Getting vaccinated is important, as these conditions can also lead to serious problems including meningitis, hearing loss and problems during pregnancy.

Two doses of the MMR vaccine provide the best protection against measles, mumps and rubella.

Frequently asked questions

When should I contact NHS 111 or my GP?

Contact your GP or use the NHS 111 website if your child is:

  • Unable to swallow saliva or is drooling
  • Seems dehydrated (sunken eyes, drowsy or not passed urine for 12 hours)
  • Is feeding or eating much less than normal
  • Is becoming drowsy (excessively sleepy) or irritable (unable to settle them with toys, TV, food or picking up) – especially if they remain drowsy or irritable despite their fever coming down
  • Has extreme shivering or complains of muscle pain
  • Develops a painful, red swollen gland in their neck which is increasing in size
  • Is 3-6 months of age with a temperature of 39°C / 102.2°F or above (but fever is common in babies up to 2 days after they receive vaccinations)
  • Continues to have a fever of 38.0°C / 100.4°F or more for more than 5 days
  • If your child has recently had scarlet fever but now appears to have a puffy face/eyelids, tea ‘coca-cola’ coloured urine (pee), or a swollen, painful joint(s)
  • Is getting worse or if you are worried
  • Read more about Strep A, scarlet fever and other, related symptoms including advice on when to worry about coughs, colds, earache and sore throats in the ‘When should I worry’ booklet

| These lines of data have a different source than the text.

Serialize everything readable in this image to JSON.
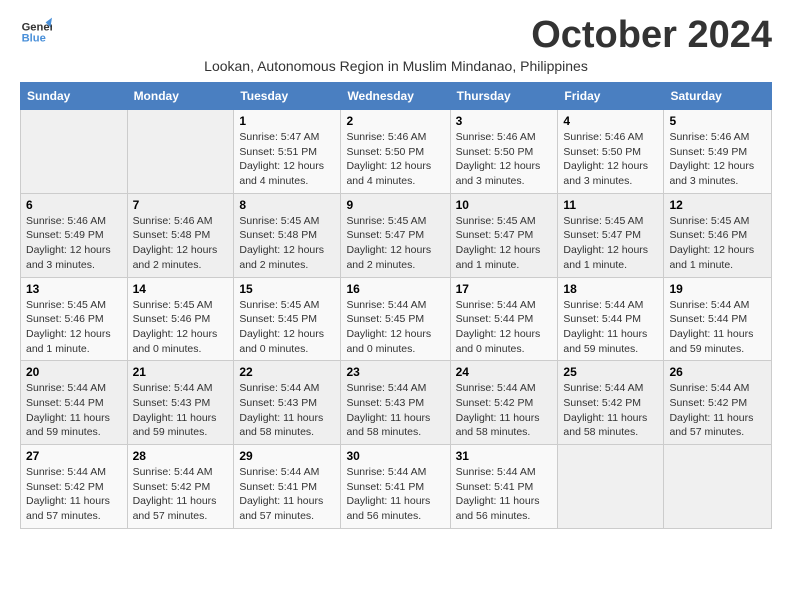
{
  "logo": {
    "line1": "General",
    "line2": "Blue"
  },
  "title": "October 2024",
  "subtitle": "Lookan, Autonomous Region in Muslim Mindanao, Philippines",
  "weekdays": [
    "Sunday",
    "Monday",
    "Tuesday",
    "Wednesday",
    "Thursday",
    "Friday",
    "Saturday"
  ],
  "weeks": [
    [
      {
        "day": "",
        "info": ""
      },
      {
        "day": "",
        "info": ""
      },
      {
        "day": "1",
        "info": "Sunrise: 5:47 AM\nSunset: 5:51 PM\nDaylight: 12 hours and 4 minutes."
      },
      {
        "day": "2",
        "info": "Sunrise: 5:46 AM\nSunset: 5:50 PM\nDaylight: 12 hours and 4 minutes."
      },
      {
        "day": "3",
        "info": "Sunrise: 5:46 AM\nSunset: 5:50 PM\nDaylight: 12 hours and 3 minutes."
      },
      {
        "day": "4",
        "info": "Sunrise: 5:46 AM\nSunset: 5:50 PM\nDaylight: 12 hours and 3 minutes."
      },
      {
        "day": "5",
        "info": "Sunrise: 5:46 AM\nSunset: 5:49 PM\nDaylight: 12 hours and 3 minutes."
      }
    ],
    [
      {
        "day": "6",
        "info": "Sunrise: 5:46 AM\nSunset: 5:49 PM\nDaylight: 12 hours and 3 minutes."
      },
      {
        "day": "7",
        "info": "Sunrise: 5:46 AM\nSunset: 5:48 PM\nDaylight: 12 hours and 2 minutes."
      },
      {
        "day": "8",
        "info": "Sunrise: 5:45 AM\nSunset: 5:48 PM\nDaylight: 12 hours and 2 minutes."
      },
      {
        "day": "9",
        "info": "Sunrise: 5:45 AM\nSunset: 5:47 PM\nDaylight: 12 hours and 2 minutes."
      },
      {
        "day": "10",
        "info": "Sunrise: 5:45 AM\nSunset: 5:47 PM\nDaylight: 12 hours and 1 minute."
      },
      {
        "day": "11",
        "info": "Sunrise: 5:45 AM\nSunset: 5:47 PM\nDaylight: 12 hours and 1 minute."
      },
      {
        "day": "12",
        "info": "Sunrise: 5:45 AM\nSunset: 5:46 PM\nDaylight: 12 hours and 1 minute."
      }
    ],
    [
      {
        "day": "13",
        "info": "Sunrise: 5:45 AM\nSunset: 5:46 PM\nDaylight: 12 hours and 1 minute."
      },
      {
        "day": "14",
        "info": "Sunrise: 5:45 AM\nSunset: 5:46 PM\nDaylight: 12 hours and 0 minutes."
      },
      {
        "day": "15",
        "info": "Sunrise: 5:45 AM\nSunset: 5:45 PM\nDaylight: 12 hours and 0 minutes."
      },
      {
        "day": "16",
        "info": "Sunrise: 5:44 AM\nSunset: 5:45 PM\nDaylight: 12 hours and 0 minutes."
      },
      {
        "day": "17",
        "info": "Sunrise: 5:44 AM\nSunset: 5:44 PM\nDaylight: 12 hours and 0 minutes."
      },
      {
        "day": "18",
        "info": "Sunrise: 5:44 AM\nSunset: 5:44 PM\nDaylight: 11 hours and 59 minutes."
      },
      {
        "day": "19",
        "info": "Sunrise: 5:44 AM\nSunset: 5:44 PM\nDaylight: 11 hours and 59 minutes."
      }
    ],
    [
      {
        "day": "20",
        "info": "Sunrise: 5:44 AM\nSunset: 5:44 PM\nDaylight: 11 hours and 59 minutes."
      },
      {
        "day": "21",
        "info": "Sunrise: 5:44 AM\nSunset: 5:43 PM\nDaylight: 11 hours and 59 minutes."
      },
      {
        "day": "22",
        "info": "Sunrise: 5:44 AM\nSunset: 5:43 PM\nDaylight: 11 hours and 58 minutes."
      },
      {
        "day": "23",
        "info": "Sunrise: 5:44 AM\nSunset: 5:43 PM\nDaylight: 11 hours and 58 minutes."
      },
      {
        "day": "24",
        "info": "Sunrise: 5:44 AM\nSunset: 5:42 PM\nDaylight: 11 hours and 58 minutes."
      },
      {
        "day": "25",
        "info": "Sunrise: 5:44 AM\nSunset: 5:42 PM\nDaylight: 11 hours and 58 minutes."
      },
      {
        "day": "26",
        "info": "Sunrise: 5:44 AM\nSunset: 5:42 PM\nDaylight: 11 hours and 57 minutes."
      }
    ],
    [
      {
        "day": "27",
        "info": "Sunrise: 5:44 AM\nSunset: 5:42 PM\nDaylight: 11 hours and 57 minutes."
      },
      {
        "day": "28",
        "info": "Sunrise: 5:44 AM\nSunset: 5:42 PM\nDaylight: 11 hours and 57 minutes."
      },
      {
        "day": "29",
        "info": "Sunrise: 5:44 AM\nSunset: 5:41 PM\nDaylight: 11 hours and 57 minutes."
      },
      {
        "day": "30",
        "info": "Sunrise: 5:44 AM\nSunset: 5:41 PM\nDaylight: 11 hours and 56 minutes."
      },
      {
        "day": "31",
        "info": "Sunrise: 5:44 AM\nSunset: 5:41 PM\nDaylight: 11 hours and 56 minutes."
      },
      {
        "day": "",
        "info": ""
      },
      {
        "day": "",
        "info": ""
      }
    ]
  ]
}
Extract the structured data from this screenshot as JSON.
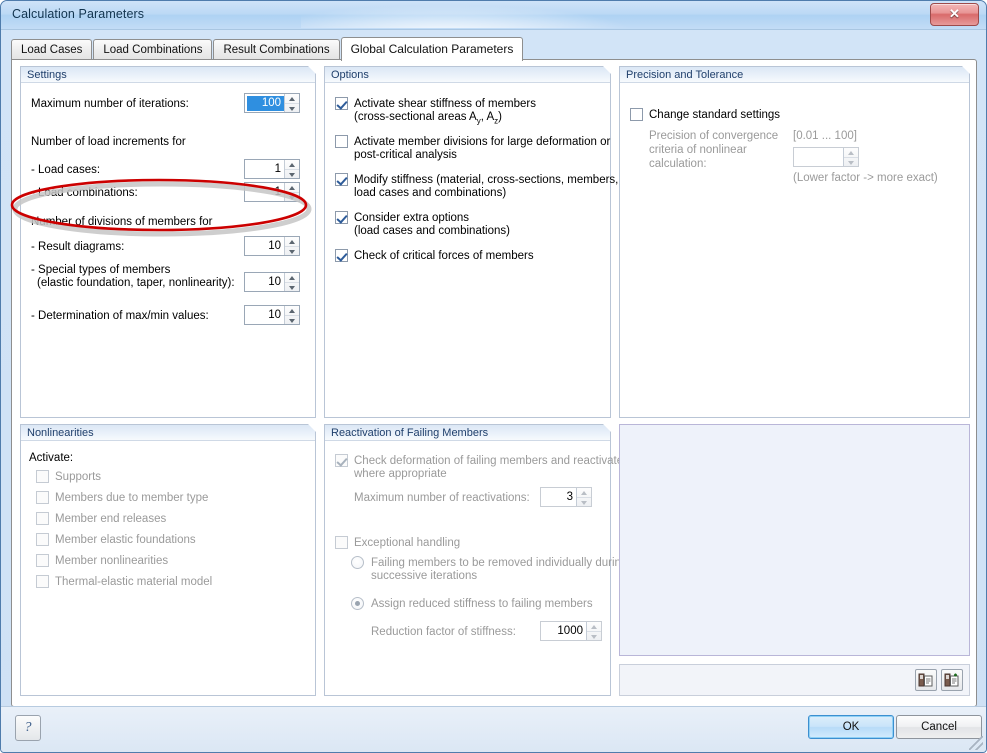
{
  "window": {
    "title": "Calculation Parameters",
    "close_label": "✕"
  },
  "tabs": [
    {
      "label": "Load Cases",
      "active": false
    },
    {
      "label": "Load Combinations",
      "active": false
    },
    {
      "label": "Result Combinations",
      "active": false
    },
    {
      "label": "Global Calculation Parameters",
      "active": true
    }
  ],
  "settings": {
    "header": "Settings",
    "max_iterations_label": "Maximum number of iterations:",
    "max_iterations_value": "100",
    "load_increments_label": "Number of load increments for",
    "load_cases_label": "- Load cases:",
    "load_cases_value": "1",
    "load_combinations_label": "- Load combinations:",
    "load_combinations_value": "1",
    "divisions_label": "Number of divisions of members for",
    "result_diagrams_label": "- Result diagrams:",
    "result_diagrams_value": "10",
    "special_types_label_1": "- Special types of members",
    "special_types_label_2": "(elastic foundation, taper, nonlinearity):",
    "special_types_value": "10",
    "maxmin_label": "- Determination of max/min values:",
    "maxmin_value": "10"
  },
  "options": {
    "header": "Options",
    "items": [
      {
        "line1": "Activate shear stiffness of members",
        "line2": "(cross-sectional areas A",
        "sub1": "y",
        "mid": ", A",
        "sub2": "z",
        "tail": ")",
        "checked": true,
        "two_line": true
      },
      {
        "line1": "Activate member divisions for large deformation or",
        "line2": "post-critical analysis",
        "checked": false,
        "two_line": true
      },
      {
        "line1": "Modify stiffness (material, cross-sections, members,",
        "line2": "load cases and combinations)",
        "checked": true,
        "two_line": true
      },
      {
        "line1": "Consider extra options",
        "line2": "(load cases and combinations)",
        "checked": true,
        "two_line": true
      },
      {
        "line1": "Check of critical forces of members",
        "line2": "",
        "checked": true,
        "two_line": false
      }
    ]
  },
  "precision": {
    "header": "Precision and Tolerance",
    "change_standard_label": "Change standard settings",
    "change_standard_checked": false,
    "precision_label_l1": "Precision of convergence",
    "precision_label_l2": "criteria of nonlinear",
    "precision_label_l3": "calculation:",
    "range_label": "[0.01 ... 100]",
    "precision_value": "",
    "hint_label": "(Lower factor -> more exact)"
  },
  "nonlinearities": {
    "header": "Nonlinearities",
    "activate_label": "Activate:",
    "items": [
      {
        "label": "Supports",
        "checked": false
      },
      {
        "label": "Members due to member type",
        "checked": false
      },
      {
        "label": "Member end releases",
        "checked": false
      },
      {
        "label": "Member elastic foundations",
        "checked": false
      },
      {
        "label": "Member nonlinearities",
        "checked": false
      },
      {
        "label": "Thermal-elastic material model",
        "checked": false
      }
    ]
  },
  "reactivation": {
    "header": "Reactivation of Failing Members",
    "check_deformation_l1": "Check deformation of failing members and reactivate",
    "check_deformation_l2": "where appropriate",
    "check_deformation_checked": true,
    "max_reactivations_label": "Maximum number of reactivations:",
    "max_reactivations_value": "3",
    "exceptional_label": "Exceptional handling",
    "exceptional_checked": false,
    "radio_remove_l1": "Failing members to be removed individually during",
    "radio_remove_l2": "successive iterations",
    "radio_remove_selected": false,
    "radio_reduced_label": "Assign reduced stiffness to failing members",
    "radio_reduced_selected": true,
    "reduction_factor_label": "Reduction factor of stiffness:",
    "reduction_factor_value": "1000"
  },
  "toolstrip": {
    "button1_name": "copy-settings-icon",
    "button2_name": "paste-settings-icon"
  },
  "footer": {
    "help_label": "?",
    "ok_label": "OK",
    "cancel_label": "Cancel"
  },
  "annotation": {
    "type": "ellipse",
    "color": "#cc0000",
    "shadow": "#c6c6c6",
    "target": "Number of divisions of members for / - Result diagrams"
  }
}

If none of the above features are present, please continue looking after your child at home and ask for help from your pharmacist to keep your child more comfortable.

When should I call 999 or go to A&E?

Call 999 or go to A&E If your child has any of the following:

  • Is having difficulty breathing – you may notice grunting noises or their tummy sucking under their ribs
  • Becomes pale, mottled and feels abnormally cold to touch
  • Is going blue around the lips
  • Too breathless to talk / eat or drink
  • Has a fit/seizure
  • Becomes extremely agitated (crying inconsolably despite distraction), confused or very lethargic (difficult to wake) or floppy
  • Develops a rash that does not disappear with pressure (the ‘Glass Test’)
  • Is under 3 months of age with a temperature of 38°C / 100.4°F or above (unless fever in the 48 hours following vaccinations and no other red or amber features)
  • Read more about Strep A, scarlet fever and other, related symptoms including advice on when to worry about coughs, colds, earache and sore throats in the ‘When should I worry’ booklet

How do I know if my child is up to date with vaccines they need? Or I don’t know if my child has had the vaccines they should have – how can I find out?

You can contact your GP surgery to check if your child is up to date with their vaccinations. For children and babies, you can also check their personal child health record (the ‘Red Book’). If your child is not registered with a GP, you can still arrange a vaccination.

My child isn’t registered with a GP – how do I get them vaccinated?

If your child is not registered with a GP, you can still arrange a vaccination. Anyone in England can register with a GP surgery. It’s free to register. You do not need any proof of address or immigration status, ID or an NHS number.

You can find a GP local to you at www.nhs.uk/service-search/find-a-gp

You can either register your child online or call or email the GP surgery and ask to be registered as a patient. Once you are registered the NHS will let you know when you can book your polio appointment. There is also information on large-scale vaccination centres in south east London where you can book an appointments in the ‘Where do I get my child’s vaccine?’ section above.

South East London Integrated Care Board (the ICB) is an NHS organisation and is responsible for coordinating NHS vaccination services in south east London.